has received most from his master, and improved all. Verse 12 I know you not.] As if he had said, Ye are not There is a parable something like this in Sohar Chadash, of my company-ye were neither with the bride nor the fol. 47. “ A certain king gave a deposit to three of his serbridegroom : ye slept while the others were in procession. vants : the first kept it; the second lost it; the third spoiled I do not acknowledge you for my disciples-ye are not like him one part of it, and gave the rest to another to keep. After who is love-ye refused to receive his grace-ye sinned it away some time, the king came and demanded the deposit. Him when ye had it; now you are necessarily excluded from that who bad preserved it, the king praised, and made bim gokingdom, where nothing but love and purity can dwell. vernor of his house. Him who had lost it, he delivered to
Verse 13. Watch therefore] If to watch be to employ our- utter destruction, so that both his name and his possessions selves chiefly about the business of our salvation, alas ! how were blotted out. To the third, who had spoiled a part and few of those who are called Christians are there, who do given the rest to another to keep, the king said, Keep him watch ? How many who slumber? How many who are asleep? | and let him not go out of my house, till we see what the How many seized with a lethargy? How many quite dead ? other shall do, to whom he has entrusted a part : if he shall
Wherein the Son of man cometh.] These words are omitted by make a proper use of it, this man shall be restored to liberty ; many excellent MSS. most of the Versions, and several of the if not, he also shall be punished.” See Schoetgen.
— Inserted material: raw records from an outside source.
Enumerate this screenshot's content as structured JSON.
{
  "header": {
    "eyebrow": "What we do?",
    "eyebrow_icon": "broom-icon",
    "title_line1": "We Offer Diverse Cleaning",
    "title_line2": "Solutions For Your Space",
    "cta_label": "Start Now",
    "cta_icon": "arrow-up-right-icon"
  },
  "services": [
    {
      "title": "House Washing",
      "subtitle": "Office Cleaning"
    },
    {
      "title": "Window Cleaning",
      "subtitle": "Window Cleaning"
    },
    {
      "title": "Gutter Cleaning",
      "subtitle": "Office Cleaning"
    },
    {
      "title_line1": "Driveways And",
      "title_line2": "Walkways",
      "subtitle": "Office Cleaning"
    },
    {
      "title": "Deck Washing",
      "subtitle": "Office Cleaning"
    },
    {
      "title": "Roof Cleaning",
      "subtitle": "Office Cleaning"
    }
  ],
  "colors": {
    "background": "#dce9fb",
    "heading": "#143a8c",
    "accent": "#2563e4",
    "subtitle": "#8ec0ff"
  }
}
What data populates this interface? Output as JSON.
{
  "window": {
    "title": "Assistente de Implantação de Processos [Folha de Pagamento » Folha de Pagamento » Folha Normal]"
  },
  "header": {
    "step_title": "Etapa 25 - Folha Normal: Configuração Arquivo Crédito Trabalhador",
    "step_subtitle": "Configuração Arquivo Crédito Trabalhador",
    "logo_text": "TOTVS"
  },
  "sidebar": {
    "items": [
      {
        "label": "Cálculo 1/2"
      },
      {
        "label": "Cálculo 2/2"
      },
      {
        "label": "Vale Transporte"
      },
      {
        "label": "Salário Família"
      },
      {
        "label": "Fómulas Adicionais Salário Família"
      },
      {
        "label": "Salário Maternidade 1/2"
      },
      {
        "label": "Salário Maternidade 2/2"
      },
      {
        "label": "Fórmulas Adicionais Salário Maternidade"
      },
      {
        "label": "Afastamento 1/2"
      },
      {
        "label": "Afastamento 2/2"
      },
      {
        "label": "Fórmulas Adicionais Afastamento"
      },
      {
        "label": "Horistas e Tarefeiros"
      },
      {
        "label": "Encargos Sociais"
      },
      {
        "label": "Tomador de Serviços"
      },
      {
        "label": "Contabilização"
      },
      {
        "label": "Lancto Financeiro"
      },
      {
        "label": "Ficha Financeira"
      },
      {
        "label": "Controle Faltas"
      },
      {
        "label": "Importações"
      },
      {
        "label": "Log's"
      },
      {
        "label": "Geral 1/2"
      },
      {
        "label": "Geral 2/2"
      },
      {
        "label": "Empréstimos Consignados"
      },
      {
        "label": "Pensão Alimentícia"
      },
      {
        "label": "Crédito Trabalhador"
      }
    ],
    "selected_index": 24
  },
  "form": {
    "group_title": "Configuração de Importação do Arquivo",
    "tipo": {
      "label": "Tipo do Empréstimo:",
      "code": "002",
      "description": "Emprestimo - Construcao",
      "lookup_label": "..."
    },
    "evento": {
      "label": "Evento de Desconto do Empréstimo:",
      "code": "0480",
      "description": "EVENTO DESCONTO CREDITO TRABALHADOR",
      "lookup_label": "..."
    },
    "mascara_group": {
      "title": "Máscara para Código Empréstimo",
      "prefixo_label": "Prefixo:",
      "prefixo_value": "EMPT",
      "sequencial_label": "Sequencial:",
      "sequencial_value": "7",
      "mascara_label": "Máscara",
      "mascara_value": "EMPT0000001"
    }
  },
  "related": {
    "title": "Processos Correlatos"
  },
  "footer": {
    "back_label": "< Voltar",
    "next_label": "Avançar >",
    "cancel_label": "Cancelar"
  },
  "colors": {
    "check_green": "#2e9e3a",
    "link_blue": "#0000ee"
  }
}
I have had Fathers. Griesbach has left them out of the text : Grotius, already occasion to remark, how greatly every Jewish parable Hammond, Mill, and Bengel, approve of the omission, is improved, that comes through the hands of Christ.
Verse 14. Called his own servants) God never makes the In this parable of our Lord, four things may be considered. children of men proprietors of his goods. They are formed I. The master who distributes the talents. by bis power, and upheld by his bounty, and they hold their
II. The servants who improved their talents. lives and their goods, as in many of our ancient tenures, quam- III. The servant who buried his talent. And diu domino placuerit-at the will of their Lord.
IV. His punishment. Verse 15. Unto one he gave five talents—to every man accord- 1. The master's kindness. The servants had nothing-deing to his several ability] The duties men are called to per- served nothing—had no claim on their master, yet he, in his form, are suited to their situations, and the talents they re- KINDNESS, delivers unto them his goods, not for his advantage, ceive. The good that any man has, he has received from God, but for their comfort and salvation. as also the ability to improve that good. God's graces and tem- 2. The master distributes these goods diversly ;-giving to poral mercies are suited to the power which a man has of improv- | one five, another two, and to another one. No person can com